Identifying where underperforming producers are lacking is the first step in aligning the right training resources with specific producer needs. They may be lacking knowledge, or they may lack the ability to convey their knowledge fluently. Asking these questions can help identify where producers are underperforming and what skills they are lacking:

Fluency Questions:

- Can the producer identify right-fit clients and convey a message that captures attention and curiosity?
- Does the producer have the skill to connect resources with a prospect’s risks and threats?
- Does the producer have the ability to identify and adapt to marketplace changes?

Knowledge Questions:

- Is technical knowledge missing; do producers have the necessary knowledge to understand problems and identify opportunities?
- Does the producer have a good understanding of the sales process and the ability to effectively lead the buyer through the sales process?
- Does the producer have the ability to up-sell and cross-sell clients?

Once these questions are answered, a distinct and effective training strategy can be developed.

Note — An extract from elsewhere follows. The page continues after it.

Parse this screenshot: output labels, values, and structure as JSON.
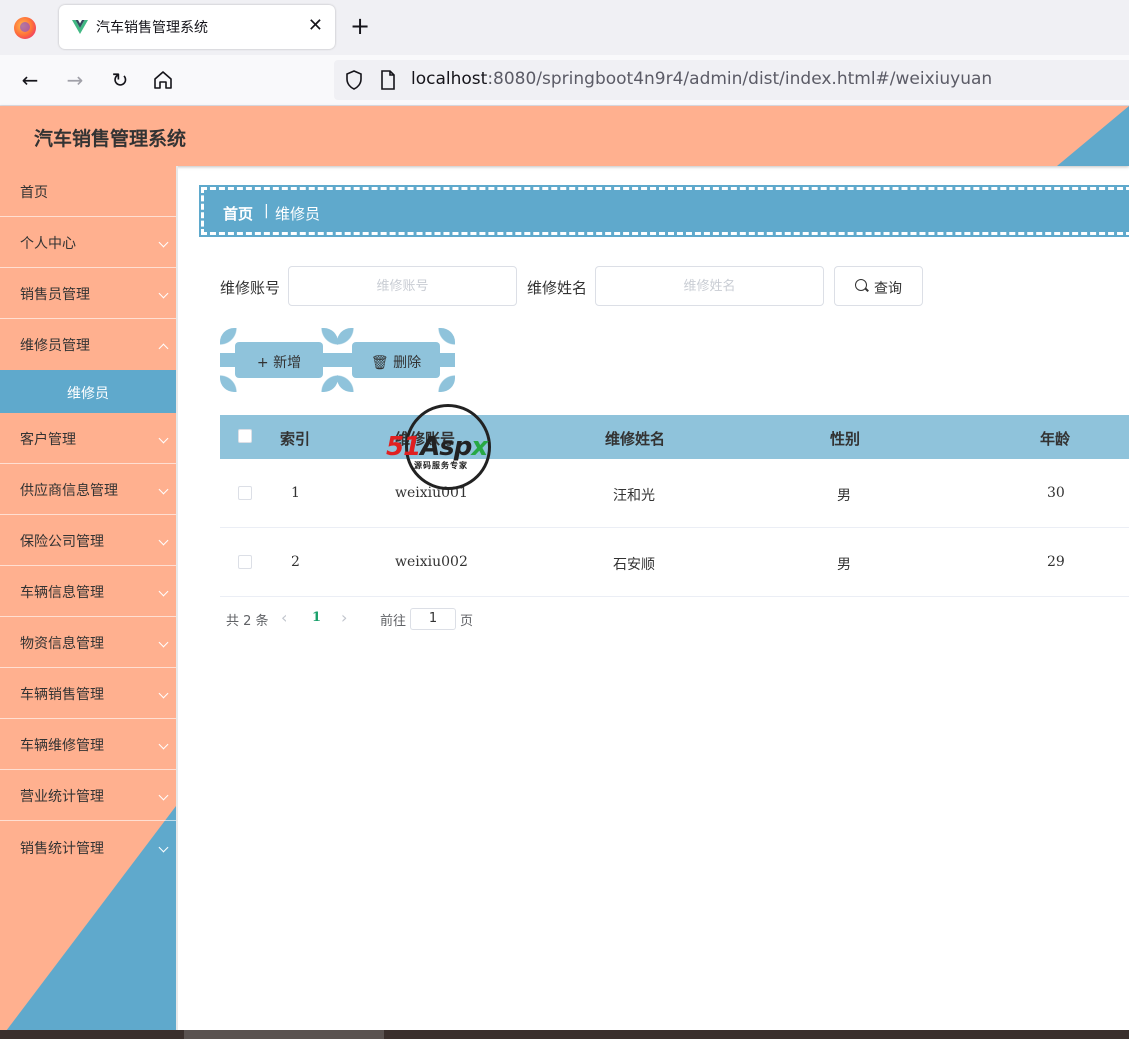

Segmenting producers and assessing their needs is a necessary step in developing a training program to improve their success. According to John Baldoni, “when it comes to reaching people, one size does not fit all.”

Leveraging Your Centers of Influence

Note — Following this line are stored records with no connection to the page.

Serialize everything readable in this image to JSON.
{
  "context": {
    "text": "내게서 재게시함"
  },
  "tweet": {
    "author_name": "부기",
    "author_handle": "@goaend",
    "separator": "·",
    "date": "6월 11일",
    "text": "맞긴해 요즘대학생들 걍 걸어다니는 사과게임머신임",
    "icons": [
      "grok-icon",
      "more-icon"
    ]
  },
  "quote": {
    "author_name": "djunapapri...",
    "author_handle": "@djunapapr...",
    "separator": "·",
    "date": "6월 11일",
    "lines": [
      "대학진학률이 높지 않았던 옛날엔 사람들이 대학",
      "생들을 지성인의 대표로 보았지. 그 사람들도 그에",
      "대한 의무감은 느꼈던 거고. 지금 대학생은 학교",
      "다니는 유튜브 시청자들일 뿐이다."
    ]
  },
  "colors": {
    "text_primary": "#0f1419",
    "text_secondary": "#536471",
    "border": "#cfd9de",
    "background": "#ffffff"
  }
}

In the last post we discussed the importance of segmenting your pipeline to manage leads. In addition to this, it is also important for producers who work on referral to have a comparable process for managing their centers of influence. Centers of influence can be clients, coworkers, or other professionals (accountants, bankers, lawyers, etc.) who have a level of influence with the prospect. As a result, their recommendation of your service and their introduction provides you with additional leverage in the sales process. According to business blogger David Chwalek, COI’s “have great potential to be among your best referral sources.”

So, how can you create opportunities to effectively utilize your centers of influence?

1) Clearly define your perfect client-type.

2) Clearly articulate how and why a business relationship with you will be advantageous for their contacts.

3) Identify which of their contacts you are interested in meeting—it is more effective to state who you would like to be introduced to rather than ask your center of influence to determine which prospects would be appropriate to meet with.

4) Create a short presentation about your sales process to inform your center of influence about the way you will engage with the prospect.

5) Express true curiosity about what your center of influence’s perfect-client type is in order to reciprocate and develop a mutually beneficial relationship.

Leveraging your centers of influence “will allow you to build strong relationships with key people, help you obtain useful information and open doors of opportunity for your career.”- Thomas Barrett